Subtitle: The Future of the Itinerancy?
As I have heard stories across our jurisdiction about pastoral appointment-making woes, I remembered an old book I read right out of seminary: Send Me? The Itineracy In Crisis (before any of you say it’s not that old of a book, I looked in the front and it was published 16 years ago).
One fact that the editor, Donald Messer, lifted up was this: “The Commission for the Study of Ministry noted that ‘if itinerancy is to remain a viable option for the church, issues of injustice and inequity, as well as accountability, availability, and authority must be addressed,’” a quotation from the 1988 General Conference’s advance edition of Daily Christian Advocate.
It’s nineteen years later. It was not addressed. As a result, we have mediocrity and poor clergy morale.

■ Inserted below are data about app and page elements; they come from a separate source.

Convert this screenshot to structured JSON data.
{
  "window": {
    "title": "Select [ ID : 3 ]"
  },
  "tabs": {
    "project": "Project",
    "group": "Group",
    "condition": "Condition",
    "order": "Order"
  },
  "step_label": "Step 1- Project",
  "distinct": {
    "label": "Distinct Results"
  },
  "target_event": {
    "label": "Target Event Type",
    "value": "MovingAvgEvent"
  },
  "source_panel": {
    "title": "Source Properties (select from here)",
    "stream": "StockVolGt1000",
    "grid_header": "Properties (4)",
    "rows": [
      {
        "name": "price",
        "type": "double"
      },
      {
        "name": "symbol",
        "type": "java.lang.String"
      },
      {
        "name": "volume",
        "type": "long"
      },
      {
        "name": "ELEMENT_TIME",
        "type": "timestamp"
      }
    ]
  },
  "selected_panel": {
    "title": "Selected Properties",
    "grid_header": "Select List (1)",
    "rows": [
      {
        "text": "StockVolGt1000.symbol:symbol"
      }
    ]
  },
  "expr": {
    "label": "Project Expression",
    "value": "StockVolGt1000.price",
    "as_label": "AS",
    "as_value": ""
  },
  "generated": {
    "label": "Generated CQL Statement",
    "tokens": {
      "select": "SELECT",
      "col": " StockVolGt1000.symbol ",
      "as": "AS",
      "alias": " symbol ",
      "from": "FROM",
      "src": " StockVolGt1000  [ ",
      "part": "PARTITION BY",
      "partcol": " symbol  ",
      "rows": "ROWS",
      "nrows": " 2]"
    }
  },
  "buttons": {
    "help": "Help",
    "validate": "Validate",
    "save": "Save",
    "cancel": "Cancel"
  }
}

Clergy will tell their superintendent that they can’t move because of family and personal needs. Being compassionate has been a plus to clergy compared to the previous manner of itineration, but are congregations being served well by it? Now, two classes of clergy exist: itinerant and non-itinerant. This has lead to a situation that was called in the 1988 Episcopal Address as “separate and unequal, with all of the advantages going to the non-itinerant.” Has anyone asked what this has done to the churches that the church is supposed to serve?
Housing allowances in lieu of parsonages have been good for clergy finances and assets. But has it served an itinerant church well?
And what happened to the vow UM clergy made, to be appointed “without reserve?” Do we just wink at that and cross our fingers when asked that?
Korea abolished guaranteed appointments in 1978. They had lost trust with the episcopacy and the appointive system. Local congregations chose their pastors and governed their own structure. As a result, the membership went from 597,691 in 1978 to 1,125,667 in 1990. Observations? The Rev. Joon Kwan Un noted that ministerial concern went from “politicking” to “ministerial competency.” “Pastors had to become more sensitive to the needs of the congregation and of the possibility of upbuilding the community of faith…” Longer pastorates emerged, which strengthened church growth. The negative? A phenomenon called “local churchism” took place, and connectionalism became questioned even more.
It may be that the bishops need to lead us through some rough waters: do we need to abolish the guaranteed appointment in order to remain connectional? United Methodism has always maintained that a bishop’s “power” comes from the ability to make pastoral appointments. Does the guaranteed appointment tie the hands of the bishop?
If bishops and other leaders don’t step up and address these concerns in a denomination that is losing membership rapidly, the laity may do as Korea and vote to get rid of the guaranteed appointment and bishops’ appointive power. The next logical step would be to say, “Do we really need bishops?”
It’s been nineteen years since the bishops identified the problem. Are they, are we, ever going to address it?
To read other entries on the Future of the Episcopacy, click "Bishops" immediately below.